“The entire situation is very tragic,” a source told Us on Wednesday, May 19. “The queen is absolutely devastated by Fergus’ passing.”
Fergus was one of two puppies Prince Andrew gave his mother, 95, in February when the late Prince Philip was first hospitalized, Page Six reported. The dog was a cross between a corgi and a dachshund known as a “dorgi,” a breed which the queen has raised over the years alongside her beloved corgis.
After her husband of 73 years died earlier this year, the queen’s first known outing was a trip to Frogmore Gardens to walk her dogs. The Duke of Edinburgh had returned home from his month-long hospital stay in mid-March, but died on April 9 at age 99. He was laid to rest during a funeral held on April 17 at Windsor Castle.
Shortly after the naval cadet’s death, an insider told Us that the queen was “heartbroken” by his passing. “Prince Philip had been in poor health recently, but the loss was still a surprise,” the source added.
In December 2020, Vulcan, another one of the queen’s dorgis, died, leaving her with one other dog, a dorgi named Candy. The monarch has long been known for her love of canines, having kept them throughout her reign.
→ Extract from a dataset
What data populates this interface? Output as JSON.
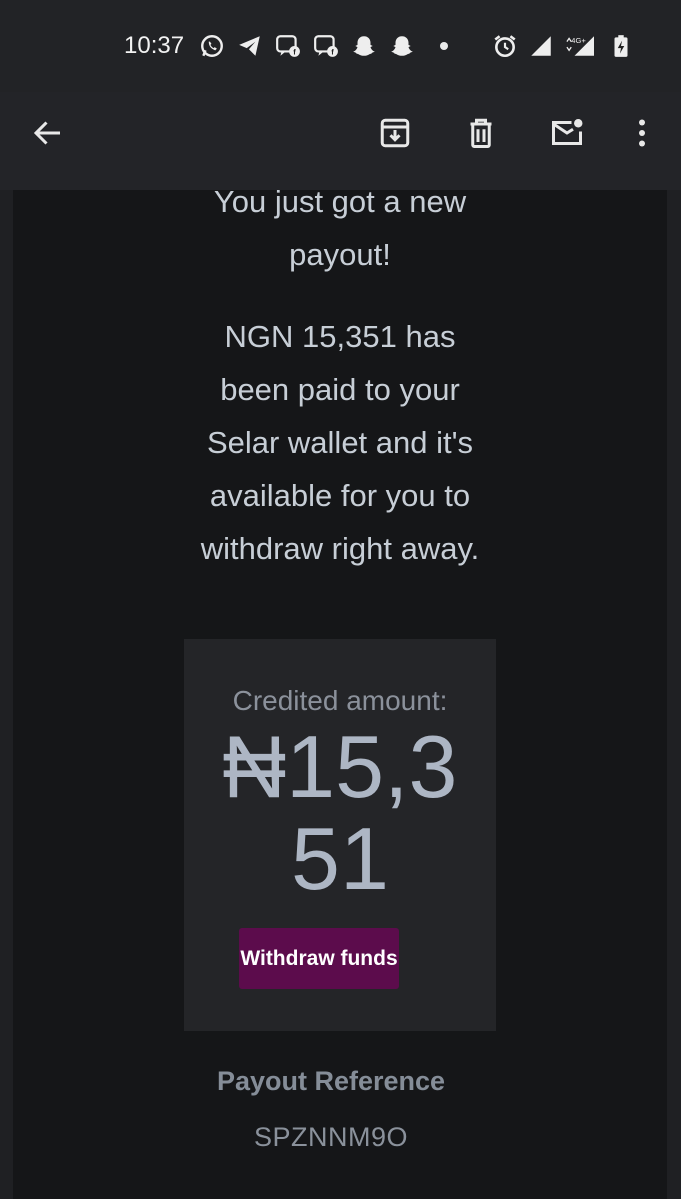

The queen received her first corgi, Susan, on her 18th birthday in 1944. Susan accompanied Elizabeth and Philip on their 1947 honeymoon to Broadlands, his family home in the English countryside, and Birkhall, her childhood estate.
Until 2018, all of her corgis had been descendants from Susan’s line. Willow, the last corgi related to Susan, died in April of that year.
At the 2012 London Olympics, Willow and two other corgis famously appeared in a video where Daniel Craig, playing James Bond, escorted the queen to the arena for the opening ceremony.
Though the corgis and dorgis are Elizabeth’s pets, other members of the royal family also enjoy their company. After his engagement to Meghan Markle, Prince Harry said that the Suits actress, 39, had a special relationship with the dogs.
“The corgis took to [her] straight away,” the Duke of Sussex, 36, said in November 2017. “I’ve spent the last 33 years being barked at, this one walks in, absolutely nothing. [They were] just wagging tails, and I was like, ‘Argh.’”
With reporting by Travis Cronin